On Monday 21 September the highest price of the year (€200.04/MWh) was reached between 7pm and 8pm. Electricity consumption was high (61.1 GWh) and there was a low level of generation from renewables (7.4 GWh) during this time.
Negative wholesale electricity prices were recorded in 298 of the 8,784 hours of trading this year (2019: 211 hours; 2018: 134 hours). The reason for the higher figure is the increased feed-in from renewables and the reduced electricity consumption.




Average [€/MWh]




Maximum [€/MWh]




Minimum [€/MWh]




Number of hours with negative prices




 Data basis: smard.de

The longest streak of negative wholesale electricity prices was on Sunday 16 February, with 22 consecutive hours. The reason for this was the high feed-in from renewables, especially from wind farms due to Cyclone Victoria. Throughout the day, generation from renewables covered up to 95.5% of net electricity consumption (the grid load).
The six-hour rule took effect this year for a total of 192 hours (2019: 123 hours). In 2018 it took effect for 66 hours. Under the six-hour rule, larger new installations receiving EEG payments and selling electricity directly will not receive payment if the day-ahead price on the electricity exchange is negative for a period of at least six consecutive hours. Then the installation operator will not receive the market premium retroactively from the first hour in the period with negative prices.

Commercial foreign trade

Germany's commercial net exports for 2020 totalled 18.6 TWh, which is 3.9% of all the electricity produced in Germany. In comparison with the previous year, net exports fell by 47.1%.

The main customers for German electricity in 2020 were:

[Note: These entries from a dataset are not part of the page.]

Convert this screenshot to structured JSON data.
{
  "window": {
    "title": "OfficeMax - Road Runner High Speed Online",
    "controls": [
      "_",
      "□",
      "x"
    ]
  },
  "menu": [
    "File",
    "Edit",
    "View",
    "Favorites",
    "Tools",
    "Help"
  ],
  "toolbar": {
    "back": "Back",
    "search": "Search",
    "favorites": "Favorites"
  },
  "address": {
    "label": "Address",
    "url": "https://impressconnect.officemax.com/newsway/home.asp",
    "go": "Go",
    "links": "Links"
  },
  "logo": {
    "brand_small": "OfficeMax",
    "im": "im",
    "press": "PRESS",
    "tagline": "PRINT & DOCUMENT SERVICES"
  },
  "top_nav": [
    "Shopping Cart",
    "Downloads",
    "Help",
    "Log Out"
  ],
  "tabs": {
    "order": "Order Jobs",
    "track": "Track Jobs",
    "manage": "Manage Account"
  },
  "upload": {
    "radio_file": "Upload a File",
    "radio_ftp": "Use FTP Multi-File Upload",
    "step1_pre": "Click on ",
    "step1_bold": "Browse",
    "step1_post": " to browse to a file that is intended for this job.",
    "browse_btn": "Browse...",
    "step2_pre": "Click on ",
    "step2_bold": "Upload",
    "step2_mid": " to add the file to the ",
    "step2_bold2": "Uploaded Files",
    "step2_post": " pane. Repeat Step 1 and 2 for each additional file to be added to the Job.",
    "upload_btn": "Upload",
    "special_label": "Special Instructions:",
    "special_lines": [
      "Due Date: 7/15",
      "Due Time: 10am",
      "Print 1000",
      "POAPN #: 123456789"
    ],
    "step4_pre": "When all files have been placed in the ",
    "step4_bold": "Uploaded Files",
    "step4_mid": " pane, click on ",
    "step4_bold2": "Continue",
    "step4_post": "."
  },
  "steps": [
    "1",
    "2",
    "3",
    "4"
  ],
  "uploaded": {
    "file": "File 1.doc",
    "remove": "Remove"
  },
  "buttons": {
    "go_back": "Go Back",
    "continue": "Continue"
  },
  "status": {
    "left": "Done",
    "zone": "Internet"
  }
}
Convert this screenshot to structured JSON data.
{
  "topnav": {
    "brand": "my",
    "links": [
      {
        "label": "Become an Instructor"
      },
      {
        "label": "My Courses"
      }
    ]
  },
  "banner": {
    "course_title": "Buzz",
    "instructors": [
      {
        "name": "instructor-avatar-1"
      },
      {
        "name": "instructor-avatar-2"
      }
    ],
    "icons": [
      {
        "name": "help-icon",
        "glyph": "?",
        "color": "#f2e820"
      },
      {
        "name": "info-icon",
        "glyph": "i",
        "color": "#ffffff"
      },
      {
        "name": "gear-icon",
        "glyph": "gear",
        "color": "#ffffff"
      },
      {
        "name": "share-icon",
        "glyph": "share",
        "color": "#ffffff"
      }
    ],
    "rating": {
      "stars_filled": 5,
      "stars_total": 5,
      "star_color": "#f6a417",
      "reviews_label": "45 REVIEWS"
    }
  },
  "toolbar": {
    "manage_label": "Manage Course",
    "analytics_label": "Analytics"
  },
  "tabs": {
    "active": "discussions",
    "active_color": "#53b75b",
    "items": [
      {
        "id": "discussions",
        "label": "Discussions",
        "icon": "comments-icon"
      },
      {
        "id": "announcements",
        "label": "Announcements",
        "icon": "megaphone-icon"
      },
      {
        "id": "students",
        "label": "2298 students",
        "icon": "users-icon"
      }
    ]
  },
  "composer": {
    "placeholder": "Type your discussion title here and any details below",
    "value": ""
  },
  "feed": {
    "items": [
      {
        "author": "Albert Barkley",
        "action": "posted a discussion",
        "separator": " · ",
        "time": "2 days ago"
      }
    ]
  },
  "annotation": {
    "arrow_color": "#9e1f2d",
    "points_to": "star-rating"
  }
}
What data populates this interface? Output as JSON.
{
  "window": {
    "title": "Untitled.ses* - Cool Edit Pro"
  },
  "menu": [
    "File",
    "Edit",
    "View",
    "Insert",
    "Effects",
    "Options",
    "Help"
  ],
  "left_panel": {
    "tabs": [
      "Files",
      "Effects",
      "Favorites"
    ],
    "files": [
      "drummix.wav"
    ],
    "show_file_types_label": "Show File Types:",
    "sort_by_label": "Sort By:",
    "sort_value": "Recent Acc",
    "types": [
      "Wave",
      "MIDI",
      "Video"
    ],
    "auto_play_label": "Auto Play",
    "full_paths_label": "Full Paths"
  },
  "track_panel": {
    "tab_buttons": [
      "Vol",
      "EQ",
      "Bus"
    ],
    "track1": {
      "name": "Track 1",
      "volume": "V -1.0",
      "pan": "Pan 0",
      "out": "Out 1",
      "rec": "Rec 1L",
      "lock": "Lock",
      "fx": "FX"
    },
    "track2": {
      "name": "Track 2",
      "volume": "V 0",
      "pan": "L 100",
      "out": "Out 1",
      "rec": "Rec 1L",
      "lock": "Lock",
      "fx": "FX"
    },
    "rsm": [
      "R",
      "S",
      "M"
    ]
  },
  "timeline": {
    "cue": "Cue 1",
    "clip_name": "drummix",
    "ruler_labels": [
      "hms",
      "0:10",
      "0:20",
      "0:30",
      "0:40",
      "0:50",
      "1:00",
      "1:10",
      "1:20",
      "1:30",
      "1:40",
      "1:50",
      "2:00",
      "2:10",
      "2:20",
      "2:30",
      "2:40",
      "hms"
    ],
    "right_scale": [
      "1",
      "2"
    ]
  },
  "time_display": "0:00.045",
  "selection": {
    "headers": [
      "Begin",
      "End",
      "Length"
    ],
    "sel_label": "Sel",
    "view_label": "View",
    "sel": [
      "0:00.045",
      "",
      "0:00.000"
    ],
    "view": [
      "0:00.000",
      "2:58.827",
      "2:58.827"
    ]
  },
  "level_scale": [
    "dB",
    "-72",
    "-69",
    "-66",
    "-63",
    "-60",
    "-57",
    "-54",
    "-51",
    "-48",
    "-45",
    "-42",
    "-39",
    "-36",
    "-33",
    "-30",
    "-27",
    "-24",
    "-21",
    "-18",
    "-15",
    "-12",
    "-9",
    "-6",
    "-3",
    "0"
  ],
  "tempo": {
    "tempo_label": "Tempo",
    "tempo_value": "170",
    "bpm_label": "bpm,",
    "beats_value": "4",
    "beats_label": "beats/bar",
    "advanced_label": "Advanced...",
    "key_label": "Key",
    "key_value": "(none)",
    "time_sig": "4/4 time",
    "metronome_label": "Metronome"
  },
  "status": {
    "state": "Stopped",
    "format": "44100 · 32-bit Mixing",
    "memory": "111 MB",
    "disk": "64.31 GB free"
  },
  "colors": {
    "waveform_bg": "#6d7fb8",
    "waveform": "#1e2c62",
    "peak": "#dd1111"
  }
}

  • Austria, with a net import from Germany of 18,427 GWh (down 6.1% from the previous year)
  • Luxembourg, with 3,787 GWh (down 9.7% from the previous year)
  • Czechia, with 3,769 GWh (up 94.5% from the previous year)

In 2020 Germany was a net importer from:

  • Denmark, with 6,941 GWh (shift from net export of Germany to net import)
  • Sweden, with 2,141 GWh (up 188.7% from the previous year)
  • The Netherlands, with 1,603 GWh (shift from net export of Germany to net import)

In the months April, May, June and July, Germany imported more electricity than it exported. Looking at the past six years, this was also the case in June and August 2019.

Changes in commercial foreign trade are the result of frequent price fluctuations and are part of normal market activity. They reflect the interaction of supply and demand throughout the whole of Europe. Whether electricity is imported or exported does not depend solely on supply and demand, but also on the electricity prices of the other countries. Wholesale prices determined as a part of market coupling result from what are known as the relative generation costs, which vary over time. Among other things, wholesale prices reflect the costs of  fuels or C02 certificates, which in turn depend on other factors.

Available transmission capacity at the national borders also plays a role. This October the two northern sections of the “central axis” went into operation. It connects Schleswig-Holstein and Denmark.

The first direct connection between Germany and Belgium, the Aachen Lüttich Electricity Grid Overlay  or ALEGrO, was created and has a transmission capacity of 1,000 MW. Commercial trading commenced in November, beginning with day-ahead capacity.

For the first time, a direct connection between Germany and Norway, NordLink, went into trial operation. The 623-kilometre-long interconnector has a transmission capacity of 1,400 MW and has been planned in particular to enable the exchange of renewable energy.
The transition into regular operation is planned for February 2021.

The chart shows Germany’s commercial foreign trade with other countries throughout the course of the year.


All data mentioned in the article and shown in the visualizations can be updated afterwards.
Last updated: 02/02/2021